The following was contributed by ITE member Faisal Saleem, ITS Branch Manager & MCDOT SMARTDrive Program Manager:
On March 2, 2017, the Arizona ITE-IMSA Spring Conference hosted the first Signal Phase and Timing (SPaT) Challenge National Workshop on behalf of AASHTO, ITE, and the vehicle-to-infrastructure (V2I) Deployment Coalition. The purpose of the National SPaT Challenge is to encourage transportation infrastructure owners and operators to take the first step in using connected vehicle technology. Representatives from AASHTO, ITE, CALTRANS, Maricopa County Department of Transportation (MCDOT), Utah DOT, University of Arizona, and Toyota Motors presented at the workshop.

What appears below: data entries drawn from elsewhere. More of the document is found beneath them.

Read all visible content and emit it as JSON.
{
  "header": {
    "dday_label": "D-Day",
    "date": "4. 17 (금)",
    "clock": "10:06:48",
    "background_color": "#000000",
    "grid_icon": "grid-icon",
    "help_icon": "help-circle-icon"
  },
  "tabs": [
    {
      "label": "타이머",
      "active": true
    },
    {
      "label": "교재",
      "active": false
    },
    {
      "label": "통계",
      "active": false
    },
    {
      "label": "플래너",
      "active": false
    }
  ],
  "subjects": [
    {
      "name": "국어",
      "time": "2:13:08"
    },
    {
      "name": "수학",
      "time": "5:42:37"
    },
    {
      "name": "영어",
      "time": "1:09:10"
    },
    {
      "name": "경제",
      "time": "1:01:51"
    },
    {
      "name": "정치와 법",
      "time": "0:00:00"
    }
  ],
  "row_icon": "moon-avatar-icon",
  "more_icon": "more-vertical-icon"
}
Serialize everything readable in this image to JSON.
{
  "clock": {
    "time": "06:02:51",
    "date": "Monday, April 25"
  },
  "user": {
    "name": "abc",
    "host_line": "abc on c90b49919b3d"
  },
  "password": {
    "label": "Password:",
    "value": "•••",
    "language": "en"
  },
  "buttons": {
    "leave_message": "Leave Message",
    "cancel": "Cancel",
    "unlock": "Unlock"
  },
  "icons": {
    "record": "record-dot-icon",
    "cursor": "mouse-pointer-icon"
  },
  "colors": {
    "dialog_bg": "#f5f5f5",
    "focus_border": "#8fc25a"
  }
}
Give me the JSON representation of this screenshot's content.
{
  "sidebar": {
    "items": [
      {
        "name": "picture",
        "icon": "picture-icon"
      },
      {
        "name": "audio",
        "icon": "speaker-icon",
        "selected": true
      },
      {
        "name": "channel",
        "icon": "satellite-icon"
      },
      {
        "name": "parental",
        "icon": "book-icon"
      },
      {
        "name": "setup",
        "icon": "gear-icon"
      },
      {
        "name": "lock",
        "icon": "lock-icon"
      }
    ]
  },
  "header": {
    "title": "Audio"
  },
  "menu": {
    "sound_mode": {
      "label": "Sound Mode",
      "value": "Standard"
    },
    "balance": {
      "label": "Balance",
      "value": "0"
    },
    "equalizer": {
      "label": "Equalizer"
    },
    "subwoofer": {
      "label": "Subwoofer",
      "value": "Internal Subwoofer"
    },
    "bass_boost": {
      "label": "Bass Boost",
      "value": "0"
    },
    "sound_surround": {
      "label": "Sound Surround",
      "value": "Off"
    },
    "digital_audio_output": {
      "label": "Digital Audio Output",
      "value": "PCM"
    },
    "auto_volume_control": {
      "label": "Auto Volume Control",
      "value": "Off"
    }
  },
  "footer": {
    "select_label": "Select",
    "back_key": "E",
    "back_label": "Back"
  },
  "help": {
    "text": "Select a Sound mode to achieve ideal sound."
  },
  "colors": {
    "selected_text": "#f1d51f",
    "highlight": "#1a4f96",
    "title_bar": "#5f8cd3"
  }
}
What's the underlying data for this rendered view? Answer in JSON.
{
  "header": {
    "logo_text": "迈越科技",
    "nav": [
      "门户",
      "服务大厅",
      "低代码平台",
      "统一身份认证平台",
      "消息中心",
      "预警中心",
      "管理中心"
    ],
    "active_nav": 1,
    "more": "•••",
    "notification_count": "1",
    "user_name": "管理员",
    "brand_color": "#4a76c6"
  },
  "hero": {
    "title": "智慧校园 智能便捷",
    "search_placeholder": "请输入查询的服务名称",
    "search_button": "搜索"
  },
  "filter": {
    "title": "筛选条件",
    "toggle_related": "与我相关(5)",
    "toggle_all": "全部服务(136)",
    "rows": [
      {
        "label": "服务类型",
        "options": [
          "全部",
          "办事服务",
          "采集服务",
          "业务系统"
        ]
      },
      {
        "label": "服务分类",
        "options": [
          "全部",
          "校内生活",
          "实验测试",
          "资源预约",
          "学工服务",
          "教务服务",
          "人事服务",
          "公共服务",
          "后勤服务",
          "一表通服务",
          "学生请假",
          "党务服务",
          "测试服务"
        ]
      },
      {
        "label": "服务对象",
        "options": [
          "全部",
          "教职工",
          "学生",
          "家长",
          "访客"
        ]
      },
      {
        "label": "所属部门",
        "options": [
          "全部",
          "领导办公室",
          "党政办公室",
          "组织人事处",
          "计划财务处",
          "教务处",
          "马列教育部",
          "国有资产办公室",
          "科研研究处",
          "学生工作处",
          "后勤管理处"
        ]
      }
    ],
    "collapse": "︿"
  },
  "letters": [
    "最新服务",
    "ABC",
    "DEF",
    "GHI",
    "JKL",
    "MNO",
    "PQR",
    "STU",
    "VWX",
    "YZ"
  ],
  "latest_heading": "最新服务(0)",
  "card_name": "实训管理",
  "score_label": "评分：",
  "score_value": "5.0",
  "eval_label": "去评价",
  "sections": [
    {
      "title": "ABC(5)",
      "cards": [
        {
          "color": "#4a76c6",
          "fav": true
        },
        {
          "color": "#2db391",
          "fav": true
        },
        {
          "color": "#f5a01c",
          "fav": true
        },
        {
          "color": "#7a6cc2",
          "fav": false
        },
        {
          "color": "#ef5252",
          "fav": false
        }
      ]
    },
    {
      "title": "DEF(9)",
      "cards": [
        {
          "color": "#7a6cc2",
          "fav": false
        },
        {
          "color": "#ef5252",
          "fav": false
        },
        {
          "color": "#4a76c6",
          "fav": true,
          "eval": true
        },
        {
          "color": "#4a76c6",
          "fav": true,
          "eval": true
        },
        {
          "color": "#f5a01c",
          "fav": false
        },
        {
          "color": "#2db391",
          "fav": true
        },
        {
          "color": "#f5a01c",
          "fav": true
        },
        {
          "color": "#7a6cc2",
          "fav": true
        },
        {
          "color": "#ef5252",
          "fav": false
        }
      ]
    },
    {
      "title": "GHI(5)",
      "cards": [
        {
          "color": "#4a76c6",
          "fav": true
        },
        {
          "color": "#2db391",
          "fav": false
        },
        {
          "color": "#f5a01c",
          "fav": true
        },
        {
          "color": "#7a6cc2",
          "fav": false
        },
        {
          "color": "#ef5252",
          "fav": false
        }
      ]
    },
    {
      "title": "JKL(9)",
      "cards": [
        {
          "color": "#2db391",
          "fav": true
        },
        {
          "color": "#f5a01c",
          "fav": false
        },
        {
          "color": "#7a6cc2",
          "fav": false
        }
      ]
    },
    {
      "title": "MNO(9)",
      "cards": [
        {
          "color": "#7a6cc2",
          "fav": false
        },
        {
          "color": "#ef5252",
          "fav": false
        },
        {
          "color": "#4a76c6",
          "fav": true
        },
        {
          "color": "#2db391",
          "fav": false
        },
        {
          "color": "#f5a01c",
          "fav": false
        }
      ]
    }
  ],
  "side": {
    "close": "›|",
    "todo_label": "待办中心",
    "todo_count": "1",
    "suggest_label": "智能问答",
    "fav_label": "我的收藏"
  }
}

On Friday, March 3, 2017, workshop attendees were able to see first-hand what will be required to pursue the SPaT Challenge when they attended an Arizona Connected Vehicle demonstration of the MCDOT SMARTDrive system for connected vehicles in Anthem, AZ, USA. The Arizona Connected Vehicle Program was initiated in 2007 through a partnership with MCDOT, the Arizona Department of Transportation (ADOT) and the University of Arizona to research and identify how new applications connecting vehicles to the infrastructure (V2I) could enhance traffic signal operations, incident management, and traveler information.
Originally created to improve emergency responder safety and mobility at intersections, the MCDOT SMARTDrive system allows for two-way communication between vehicles and roadway infrastructure by using dedicated short range communications (DSRC), a component of the Multi-Modal Intelligent Traffic Signal Systems (MMITSS). MMITSS prioritizes traffic flow and pedestrian movements to improve safety and mobility.
The purpose of the SPaT challenge is to encourage cooperation among the state and local public sector transportation infrastructure owners and operators in order to deploy dedicated short range communications (DSRC) technology along roadway corridors. The DSRC broadcasts real-time SPaT messages to connected vehicles. The goal of the challenge is to establish at least one DSRC-enabled corridor in each of the 50 states by January 2020.
This challenge comes as a precursor to the National Highway Safety Traffic Administration’s (NHSTA) mandate for new light vehicles to have vehicle-to-vehicle (V2V) communications capabilities. Understanding the critical value of uniformity, the NHSTA mandate will also standardize the message and format of V2V transmissions. This uniformity will create an information environment in which vehicle and device manufacturers can create and implement applications to improve safety, mobility, and the environment. These vehicles will also be able to receive messages, such as SPaT, from the roadway infrastructure to improve safety and mobility. AASHTO and the V2I Deployment Coalition chose to promote the SPaT challenge as it is a relatively simple introduction to V2I technology and is the basis of many other connected vehicle applications.
“Connected and automated vehicles and their applications offer such great potential to the future of transportation,” said Jennifer Toth, MCDOT Director. “The transportation industry is only beginning to fathom the magnitude of its possibilities.” From improved mobility to vehicle prioritization and from red light violation warnings to weather alerts, transportation is truly experiencing the dawn of a new day. These technologies will provide seamless transportation with the flexibility to meet the ever-changing demands of our society. “I encourage everyone to take the first step and accept the SPaT challenge,” said Director Jennifer Toth.